It is this untested presumption of unreliability that enables courts to quickly deny relief for those relying on recantations as proof of innocence. But what is it about recantations that cause courts to presume them inherently unreliable? Does the fact that some recantations are unreliable mean that all recantations are? Does the truth come with an expiration date? Is a liar no less a liar simply because the witness and/or the lawyer convinced the jurors to believe the liar? How is it possible to know, merely from the occurrence of a recantation, which version–if either–is true? As to the latter question, I think the Missouri Supreme Court, in State ex.re. Amrine v. Roper, 102 S.W.3d 541 (Mo. 2003), astutely characterized the problem when a recantation directly undermines the only evidence at trial.
With the witnesses’ recantations, we do not know whether [the man convicted] is actually innocent. We similarly do not know whether he is guilty, despite the final judgment in his case. The question is: which time were these [recanting] witnesses lying? When they testified [at trial], or when they recanted?.
For obvious reasons, the very act of recanting calls into question the credibility of the witness. Nevertheless, no reasonable person would suggest that an untested recantation is sufficient to undermine the verdict. By the same token, a system premised on the categorical distrust of all recantations does not serve the truth and is often fatal to the claims of innocence and sometimes, as in the case of Troy Davis, to the innocent themselves. Context is everything.
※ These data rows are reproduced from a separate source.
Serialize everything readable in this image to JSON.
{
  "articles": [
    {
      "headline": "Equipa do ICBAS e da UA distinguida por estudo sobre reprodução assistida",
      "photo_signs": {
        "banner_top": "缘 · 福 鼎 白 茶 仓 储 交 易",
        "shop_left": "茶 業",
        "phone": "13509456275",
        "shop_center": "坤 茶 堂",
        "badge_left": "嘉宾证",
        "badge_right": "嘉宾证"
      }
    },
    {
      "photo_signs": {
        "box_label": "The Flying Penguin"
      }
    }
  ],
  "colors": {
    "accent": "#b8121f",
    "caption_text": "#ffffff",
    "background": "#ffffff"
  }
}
It is irrefutable that some unknown number of people are convicted on the word of liars. As of this writing, there are 280 DNA exonerations listed on the Innocence Project’s site, thanks to the tireless work of members of the Innocence Network. Moreover, as documented here and here, hundreds of other innocent people have had their questionable convictions reversed without the benefit of DNA, including 121 non-DNA exonerations from death row. Unfortunately, because biological evidence is generally not present in the majority of crimes, DNA testing is often of no use to innocent people convicted on perjured testimony. Therefore, if we are determined to follow the truth, we need a framework for assessing the reliability of recantation evidence in a case-by-case basis.
In 2007, we filed an amicus brief in the Georgia Supreme Court on behalf of Troy Davis, wherein we suggested a contextual analysis:
There are a number of common sense factors that amici believe would assist the Court in differentiating between untrustworthy recantations and those that may well signal a wrongful conviction. The factors, suggested by a review of those cases with known reliable recantations, are: 1) the recanting witness’s motivation, including any relationship the witness may have to the defendant and the circumstances surrounding the decision to recant; 2) the reliability of the original trial testimony and whether the recantation is corroborated by other facts known at trial; 3) the number of independent recantations and the degree of consistency among them; 4) the existence or absence of other material evidence of guilt.
The court would assess the reliability of the recantation by considering it in light of each of the factors. While some recantations may be easily and consistently categorized as either reliable or unreliable as each factor is considered, undoubtedly, there will be other recantations that perform well in some categories and not so well in others. Those recantations will require the court to “balance” the results from each factor and use its discretion to determine whether there are sufficient indicia of reliability to warrant a new trial.
Certainly our judges should be as capable as our jurors when it comes to determining which version–if either–is to be trusted.